Each record beneath this line should be returned exactly as it is.

▶ Task inputs:

● ● ● ●

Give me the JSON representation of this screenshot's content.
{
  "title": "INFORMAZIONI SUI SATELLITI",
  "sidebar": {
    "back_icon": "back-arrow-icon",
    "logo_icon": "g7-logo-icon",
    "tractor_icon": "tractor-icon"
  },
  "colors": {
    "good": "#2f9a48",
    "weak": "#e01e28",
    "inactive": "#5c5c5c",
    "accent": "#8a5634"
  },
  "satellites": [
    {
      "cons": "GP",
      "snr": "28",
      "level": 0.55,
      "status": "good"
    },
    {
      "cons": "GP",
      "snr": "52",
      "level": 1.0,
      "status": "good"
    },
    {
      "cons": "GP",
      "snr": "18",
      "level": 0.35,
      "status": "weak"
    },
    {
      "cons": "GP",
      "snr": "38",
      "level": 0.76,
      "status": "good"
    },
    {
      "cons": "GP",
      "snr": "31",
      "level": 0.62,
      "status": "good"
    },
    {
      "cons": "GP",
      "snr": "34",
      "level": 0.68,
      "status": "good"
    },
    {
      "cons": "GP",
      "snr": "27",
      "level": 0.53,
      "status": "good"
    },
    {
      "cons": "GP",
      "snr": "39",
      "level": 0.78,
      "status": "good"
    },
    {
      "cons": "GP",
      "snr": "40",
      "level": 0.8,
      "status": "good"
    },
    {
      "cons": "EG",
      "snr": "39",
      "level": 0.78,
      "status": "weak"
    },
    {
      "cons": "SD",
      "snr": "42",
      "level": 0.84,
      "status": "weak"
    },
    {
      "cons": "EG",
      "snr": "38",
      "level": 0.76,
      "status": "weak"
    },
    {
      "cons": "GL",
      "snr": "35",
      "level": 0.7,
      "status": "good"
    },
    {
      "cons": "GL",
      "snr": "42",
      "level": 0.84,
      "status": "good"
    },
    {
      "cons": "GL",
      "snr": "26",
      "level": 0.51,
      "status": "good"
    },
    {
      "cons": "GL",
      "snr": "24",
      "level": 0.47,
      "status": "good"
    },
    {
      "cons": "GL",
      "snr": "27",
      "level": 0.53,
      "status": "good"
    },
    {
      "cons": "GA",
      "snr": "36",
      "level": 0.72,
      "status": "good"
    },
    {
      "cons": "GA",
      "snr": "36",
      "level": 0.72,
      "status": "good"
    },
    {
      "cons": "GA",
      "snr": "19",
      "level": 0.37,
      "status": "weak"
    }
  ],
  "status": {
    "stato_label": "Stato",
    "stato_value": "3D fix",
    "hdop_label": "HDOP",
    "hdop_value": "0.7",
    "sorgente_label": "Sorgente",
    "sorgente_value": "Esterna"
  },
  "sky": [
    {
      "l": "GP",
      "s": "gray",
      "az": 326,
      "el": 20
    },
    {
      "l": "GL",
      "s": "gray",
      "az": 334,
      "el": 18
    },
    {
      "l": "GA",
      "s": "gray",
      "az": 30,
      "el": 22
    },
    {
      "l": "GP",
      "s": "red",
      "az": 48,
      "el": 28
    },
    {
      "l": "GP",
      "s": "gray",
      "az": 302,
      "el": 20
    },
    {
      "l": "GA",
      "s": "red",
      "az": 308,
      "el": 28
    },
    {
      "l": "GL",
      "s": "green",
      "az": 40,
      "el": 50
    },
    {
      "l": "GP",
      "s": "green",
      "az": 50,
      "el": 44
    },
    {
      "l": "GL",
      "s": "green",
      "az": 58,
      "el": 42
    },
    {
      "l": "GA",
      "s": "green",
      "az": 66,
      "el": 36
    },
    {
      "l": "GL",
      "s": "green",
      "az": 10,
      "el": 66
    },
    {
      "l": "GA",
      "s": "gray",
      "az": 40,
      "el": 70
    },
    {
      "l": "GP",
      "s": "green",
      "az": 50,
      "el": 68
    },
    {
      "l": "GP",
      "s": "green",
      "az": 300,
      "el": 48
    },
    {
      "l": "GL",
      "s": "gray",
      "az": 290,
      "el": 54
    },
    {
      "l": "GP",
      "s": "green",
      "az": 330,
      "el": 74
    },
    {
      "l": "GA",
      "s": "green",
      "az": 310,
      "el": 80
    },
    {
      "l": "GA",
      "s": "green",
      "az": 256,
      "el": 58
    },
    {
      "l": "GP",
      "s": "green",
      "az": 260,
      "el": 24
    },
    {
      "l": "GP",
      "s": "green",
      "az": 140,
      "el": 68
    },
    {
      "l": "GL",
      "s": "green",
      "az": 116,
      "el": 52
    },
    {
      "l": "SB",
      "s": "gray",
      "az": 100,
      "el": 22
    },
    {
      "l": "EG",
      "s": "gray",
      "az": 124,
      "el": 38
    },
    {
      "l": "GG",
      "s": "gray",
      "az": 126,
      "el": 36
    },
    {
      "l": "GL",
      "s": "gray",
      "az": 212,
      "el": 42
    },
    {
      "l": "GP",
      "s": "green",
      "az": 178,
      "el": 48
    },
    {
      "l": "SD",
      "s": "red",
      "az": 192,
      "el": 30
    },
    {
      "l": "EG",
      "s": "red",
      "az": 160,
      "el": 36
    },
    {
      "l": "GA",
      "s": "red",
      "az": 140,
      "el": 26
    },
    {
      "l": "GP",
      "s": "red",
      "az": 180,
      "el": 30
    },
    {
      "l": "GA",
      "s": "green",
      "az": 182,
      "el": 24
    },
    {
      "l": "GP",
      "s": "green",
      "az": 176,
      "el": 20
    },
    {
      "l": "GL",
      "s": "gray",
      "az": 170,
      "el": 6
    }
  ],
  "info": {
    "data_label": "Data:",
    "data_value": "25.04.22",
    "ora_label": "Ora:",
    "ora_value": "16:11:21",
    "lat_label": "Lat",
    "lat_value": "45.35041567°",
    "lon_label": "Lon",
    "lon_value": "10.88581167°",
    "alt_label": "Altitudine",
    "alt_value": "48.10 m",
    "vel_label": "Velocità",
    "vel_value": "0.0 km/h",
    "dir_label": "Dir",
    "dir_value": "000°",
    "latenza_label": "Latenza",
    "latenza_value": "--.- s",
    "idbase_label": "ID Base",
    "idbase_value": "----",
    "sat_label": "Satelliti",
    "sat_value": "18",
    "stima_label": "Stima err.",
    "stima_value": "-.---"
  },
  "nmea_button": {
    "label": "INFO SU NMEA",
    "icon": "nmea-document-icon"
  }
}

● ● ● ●

▶ Result for this task:
Give me the JSON representation of this screenshot's content.
{
  "title": "INFORMAZIONI SUI SATELLITI",
  "sidebar": {
    "back_icon": "back-arrow-icon",
    "logo_icon": "g7-logo-icon",
    "tractor_icon": "tractor-icon"
  },
  "colors": {
    "good": "#2f9a48",
    "weak": "#e01e28",
    "inactive": "#5c5c5c",
    "accent": "#8a5634"
  },
  "satellites": [
    {
      "cons": "GP",
      "snr": "28",
      "level": 0.55,
      "status": "good"
    },
    {
      "cons": "GP",
      "snr": "52",
      "level": 1.0,
      "status": "good"
    },
    {
      "cons": "GP",
      "snr": "18",
      "level": 0.35,
      "status": "weak"
    },
    {
      "cons": "GP",
      "snr": "38",
      "level": 0.76,
      "status": "good"
    },
    {
      "cons": "GP",
      "snr": "31",
      "level": 0.62,
      "status": "good"
    },
    {
      "cons": "GP",
      "snr": "34",
      "level": 0.68,
      "status": "good"
    },
    {
      "cons": "GP",
      "snr": "27",
      "level": 0.53,
      "status": "good"
    },
    {
      "cons": "GP",
      "snr": "39",
      "level": 0.78,
      "status": "good"
    },
    {
      "cons": "GP",
      "snr": "40",
      "level": 0.8,
      "status": "good"
    },
    {
      "cons": "EG",
      "snr": "39",
      "level": 0.78,
      "status": "weak"
    },
    {
      "cons": "SD",
      "snr": "42",
      "level": 0.84,
      "status": "weak"
    },
    {
      "cons": "EG",
      "snr": "38",
      "level": 0.76,
      "status": "weak"
    },
    {
      "cons": "GL",
      "snr": "35",
      "level": 0.7,
      "status": "good"
    },
    {
      "cons": "GL",
      "snr": "42",
      "level": 0.84,
      "status": "good"
    },
    {
      "cons": "GL",
      "snr": "26",
      "level": 0.51,
      "status": "good"
    },
    {
      "cons": "GL",
      "snr": "24",
      "level": 0.47,
      "status": "good"
    },
    {
      "cons": "GL",
      "snr": "27",
      "level": 0.53,
      "status": "good"
    },
    {
      "cons": "GA",
      "snr": "36",
      "level": 0.72,
      "status": "good"
    },
    {
      "cons": "GA",
      "snr": "36",
      "level": 0.72,
      "status": "good"
    },
    {
      "cons": "GA",
      "snr": "19",
      "level": 0.37,
      "status": "weak"
    }
  ],
  "status": {
    "stato_label": "Stato",
    "stato_value": "3D fix",
    "hdop_label": "HDOP",
    "hdop_value": "0.7",
    "sorgente_label": "Sorgente",
    "sorgente_value": "Esterna"
  },
  "sky": [
    {
      "l": "GP",
      "s": "gray",
      "az": 326,
      "el": 20
    },
    {
      "l": "GL",
      "s": "gray",
      "az": 334,
      "el": 18
    },
    {
      "l": "GA",
      "s": "gray",
      "az": 30,
      "el": 22
    },
    {
      "l": "GP",
      "s": "red",
      "az": 48,
      "el": 28
    },
    {
      "l": "GP",
      "s": "gray",
      "az": 302,
      "el": 20
    },
    {
      "l": "GA",
      "s": "red",
      "az": 308,
      "el": 28
    },
    {
      "l": "GL",
      "s": "green",
      "az": 40,
      "el": 50
    },
    {
      "l": "GP",
      "s": "green",
      "az": 50,
      "el": 44
    },
    {
      "l": "GL",
      "s": "green",
      "az": 58,
      "el": 42
    },
    {
      "l": "GA",
      "s": "green",
      "az": 66,
      "el": 36
    },
    {
      "l": "GL",
      "s": "green",
      "az": 10,
      "el": 66
    },
    {
      "l": "GA",
      "s": "gray",
      "az": 40,
      "el": 70
    },
    {
      "l": "GP",
      "s": "green",
      "az": 50,
      "el": 68
    },
    {
      "l": "GP",
      "s": "green",
      "az": 300,
      "el": 48
    },
    {
      "l": "GL",
      "s": "gray",
      "az": 290,
      "el": 54
    },
    {
      "l": "GP",
      "s": "green",
      "az": 330,
      "el": 74
    },
    {
      "l": "GA",
      "s": "green",
      "az": 310,
      "el": 80
    },
    {
      "l": "GA",
      "s": "green",
      "az": 256,
      "el": 58
    },
    {
      "l": "GP",
      "s": "green",
      "az": 260,
      "el": 24
    },
    {
      "l": "GP",
      "s": "green",
      "az": 140,
      "el": 68
    },
    {
      "l": "GL",
      "s": "green",
      "az": 116,
      "el": 52
    },
    {
      "l": "SB",
      "s": "gray",
      "az": 100,
      "el": 22
    },
    {
      "l": "EG",
      "s": "gray",
      "az": 124,
      "el": 38
    },
    {
      "l": "GG",
      "s": "gray",
      "az": 126,
      "el": 36
    },
    {
      "l": "GL",
      "s": "gray",
      "az": 212,
      "el": 42
    },
    {
      "l": "GP",
      "s": "green",
      "az": 178,
      "el": 48
    },
    {
      "l": "SD",
      "s": "red",
      "az": 192,
      "el": 30
    },
    {
      "l": "EG",
      "s": "red",
      "az": 160,
      "el": 36
    },
    {
      "l": "GA",
      "s": "red",
      "az": 140,
      "el": 26
    },
    {
      "l": "GP",
      "s": "red",
      "az": 180,
      "el": 30
    },
    {
      "l": "GA",
      "s": "green",
      "az": 182,
      "el": 24
    },
    {
      "l": "GP",
      "s": "green",
      "az": 176,
      "el": 20
    },
    {
      "l": "GL",
      "s": "gray",
      "az": 170,
      "el": 6
    }
  ],
  "info": {
    "data_label": "Data:",
    "data_value": "25.04.22",
    "ora_label": "Ora:",
    "ora_value": "16:11:21",
    "lat_label": "Lat",
    "lat_value": "45.35041567°",
    "lon_label": "Lon",
    "lon_value": "10.88581167°",
    "alt_label": "Altitudine",
    "alt_value": "48.10 m",
    "vel_label": "Velocità",
    "vel_value": "0.0 km/h",
    "dir_label": "Dir",
    "dir_value": "000°",
    "latenza_label": "Latenza",
    "latenza_value": "--.- s",
    "idbase_label": "ID Base",
    "idbase_value": "----",
    "sat_label": "Satelliti",
    "sat_value": "18",
    "stima_label": "Stima err.",
    "stima_value": "-.---"
  },
  "nmea_button": {
    "label": "INFO SU NMEA",
    "icon": "nmea-document-icon"
  }
}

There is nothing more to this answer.